There is currently no cure for HPV. Fortunately, a vaccine for many of the oncogenic – or cancer-causing – strains of HPV is available. Having your child vaccinated against HPV can significantly reduce their risk of developing several types of cancer, including cancers of the cervix, vulva, vagina, anus, and throat. Additionally, the HPV vaccine can help guard against genital warts and warts in other locations. Read More
Endometriosis Awareness takes place across the globe during the month of March with a mission to raise awareness of the disease, which occurs in about one in ten women of reproductive age. It is most often diagnosed in women in their 30s and 40s. Endometriosis can impact a woman’s quality of life if mild to severe pain exists, and if left untreated, can lead to infertility. Because of its impact, it’s important to understand the facts around endometriosis so that you can benefit from early detection and treatment. Read More
We hear it all the time: “My husband doesn’t know who I am,” “I can’t stop yelling at the kids,” “I’m crying all the time,” and “After I get my period, everything’s better.” Almost every woman will experience PMS symptoms in her life. About 70% of women will suffer from headaches, mood swings, bloating and other problems that can affect their relationships and sense of wellbeing. And in about 20% of these women, the symptoms are severe enough to require medical treatment. So if you found your way to this blog in search of PMS relief, you’re not alone.
But what’s a woman to do during those difficult days every month? Read More
Vaginal bleeding during your pregnancy can be pretty scary. It’s also very common. According to the American College of Obstetricians and Gynecologists, bleeding during early pregnancy (first three months) happens to up to one of every four pregnant women.
Here at our practice, most of the questions we hear concerning bleeding during pregnancy come from first trimester patients, often over the phone or during prenatal care visits. Many of these women are worried about a miscarriage, which is defined as a pregnancy loss that occurs on its own, without any outside intervention. Read More
This is the fifth in a series of five blogs about conditions that can be related to abnormal uterine bleeding.
Mild vs. serious menstrual cramp pain
Most women experience mild to moderate menstrual cramping on occasion. When it occurs, the medical term for it is usually “primary dysmenorrhea,” which means painful menstrual cramps caused only by normal menstruation and not by an underlying condition or disease. Symptoms of normal primary dysmenorrhea can include pain that:
- feels like mild to moderate cramps in your lower pelvis or back
- occurs a day or two before your period or during the first few days of your period
- is accompanied by mild nausea or diarrhea
- doesn’t interfere with your daily activities
- improves with one or two doses of ibuprofen
Primary dysmenorrhea is caused by the release of chemical compounds called prostaglandins in your uterus, and it often improves as you get older.
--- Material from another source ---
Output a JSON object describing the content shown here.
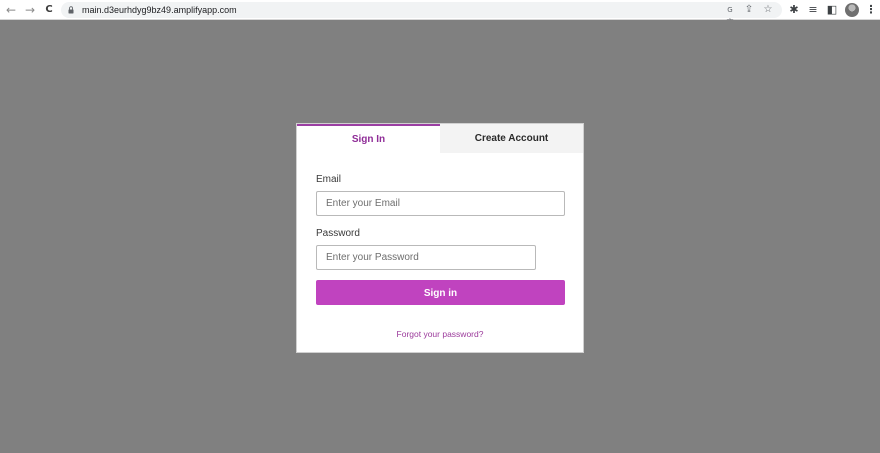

Primary dysmenorrhea often responds well to prostaglandin-lowering treatments such as ibuprofen, magnesium and certain dietary changes. Read More
This is the fourth in a series of five blogs about abnormal uterine bleeding.
What is normal menstrual bleeding and what isn’t?
Many of our patients experience abnormally heavy bleeding during their periods. In many cases, they suspect it’s not normal, but because they’re used to menstrual bleeding every month, they think that it’s just because of how their bodies are made, and that they just have to make some lifestyle adjustments.
Many women begin to experience heavy menstrual bleeding in their 30’s or 40’s, or when menopause is getting closer. Menstrual periods vary for each woman, so it may be hard to know what’s normal and what’s abnormal bleeding. But although there is no solid definition for abnormal bleeding amounts, you may be bleeding too much if you: Read More